That's a good question. Maybe it is. It's similar, but the economy is more like it was in the '80s, in a way. There was more of a big gap, and in between that big gap, there's a lot of people in between and just trying to get by. Living in New York, when I'm on the subway, I always think, "How do all these people live here? How do all of these people live in this city?"

You've had parts in movies, guest roles in other TV shows, roles in off-Broadway theater. What have you enjoyed the most?

If I've done a play, I'll want to do something else. I like mixing it up. I love doing theater — I can't wait to do it. But on my hiatuses, which are only four months, that is a lot of commitment every single day, and work on the show is a lot of commitment every single day. I don't want to do that while I'm working on the show, but I look forward to the time when I will be back on stage.

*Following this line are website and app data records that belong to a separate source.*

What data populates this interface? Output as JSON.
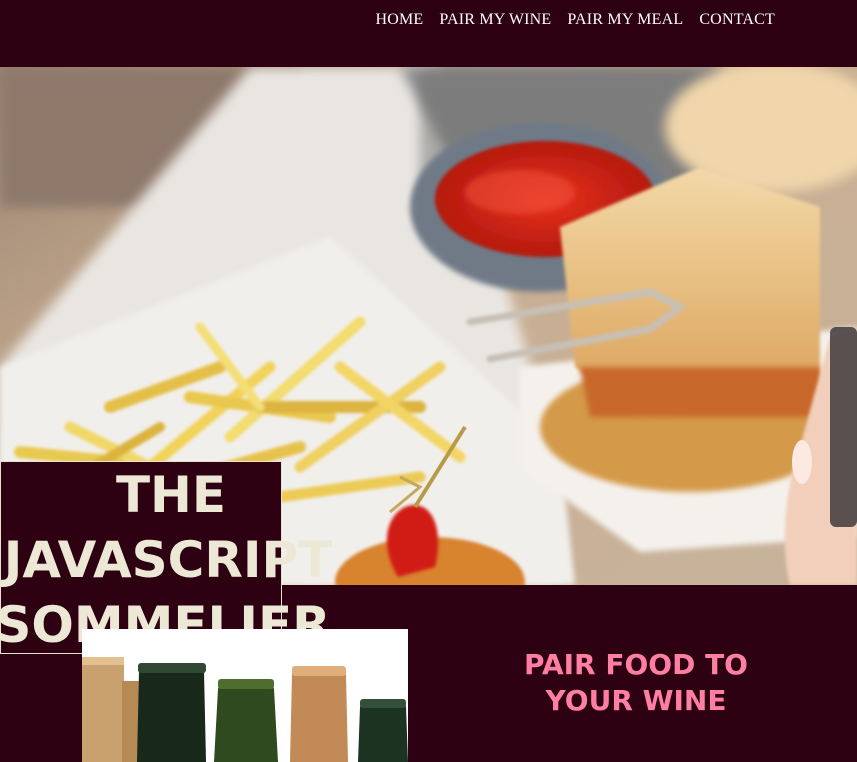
{
  "nav": {
    "items": [
      {
        "label": "HOME"
      },
      {
        "label": "PAIR MY WINE"
      },
      {
        "label": "PAIR MY MEAL"
      },
      {
        "label": "CONTACT"
      }
    ]
  },
  "hero": {
    "title_lines": [
      "THE",
      "JAVASCRIPT",
      "SOMMELIER"
    ]
  },
  "pair_section": {
    "heading_lines": [
      "PAIR FOOD TO",
      "YOUR WINE"
    ]
  },
  "colors": {
    "background": "#2d0012",
    "title_text": "#ede8d6",
    "accent_pink": "#ff7fa3",
    "nav_text": "#ffffff"
  }
}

There's something about a sitcom that's theatrical in a way. Also, there's the production side, and you can earn a living. I like that there's an audience. I like that there's a fourth wall. It feels theatrical, and it also is great that the actors that I work with have had theater experience, and that's very wonderful. But I love everything. The only thing that I haven't really done is commercials, and I don't know if that's something that appeals to me.

Teasing what's next

Why do you think the role of Becky has been the thing that's resonated the most for people?

Because it's on television and it's over time. It's every week over time. There's something about a television show — it's in your living room, and they watched me grow up. Now they're watching me as an adult. It's a lot of Lecy time. It's a lot of getting to know Lecy. Everyone's watching this going on, [like], "I know. Here she is again."

Is there anything else you can tease about what we can expect from the rest of the show's season or perhaps next season?

I can tell you that there might be a potential love interest for Becky. It's very exciting, and it comes out of nowhere. I'm not going to tell you who it is, but it's someone very special who has also been around the entertainment world for a long time.

New episodes of "The Conners" air Wednesdays at 8:00 p.m. ET.

This interview has been edited for clarity.